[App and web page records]
__________

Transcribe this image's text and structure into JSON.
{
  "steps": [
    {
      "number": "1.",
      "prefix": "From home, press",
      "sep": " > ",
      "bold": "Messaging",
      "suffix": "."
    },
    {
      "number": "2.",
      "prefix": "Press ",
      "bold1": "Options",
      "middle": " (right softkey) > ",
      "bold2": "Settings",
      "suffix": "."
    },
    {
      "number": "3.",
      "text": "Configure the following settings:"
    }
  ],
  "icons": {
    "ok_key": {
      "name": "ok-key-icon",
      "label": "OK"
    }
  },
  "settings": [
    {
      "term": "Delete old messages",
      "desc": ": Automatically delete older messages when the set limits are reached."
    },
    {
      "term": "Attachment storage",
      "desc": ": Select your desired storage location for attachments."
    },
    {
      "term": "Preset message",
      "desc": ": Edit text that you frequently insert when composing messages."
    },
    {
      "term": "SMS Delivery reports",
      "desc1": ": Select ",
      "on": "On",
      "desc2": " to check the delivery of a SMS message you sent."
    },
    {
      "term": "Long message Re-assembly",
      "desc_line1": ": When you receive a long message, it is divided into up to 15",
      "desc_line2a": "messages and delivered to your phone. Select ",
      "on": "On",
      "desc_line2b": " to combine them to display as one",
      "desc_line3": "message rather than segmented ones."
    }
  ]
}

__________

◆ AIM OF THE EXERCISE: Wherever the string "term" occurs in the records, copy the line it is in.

◆ EXERCISE ANSWER:
      "term": "Delete old messages",
      "term": "Attachment storage",
      "term": "Preset message",
      "term": "SMS Delivery reports",
      "term": "Long message Re-assembly",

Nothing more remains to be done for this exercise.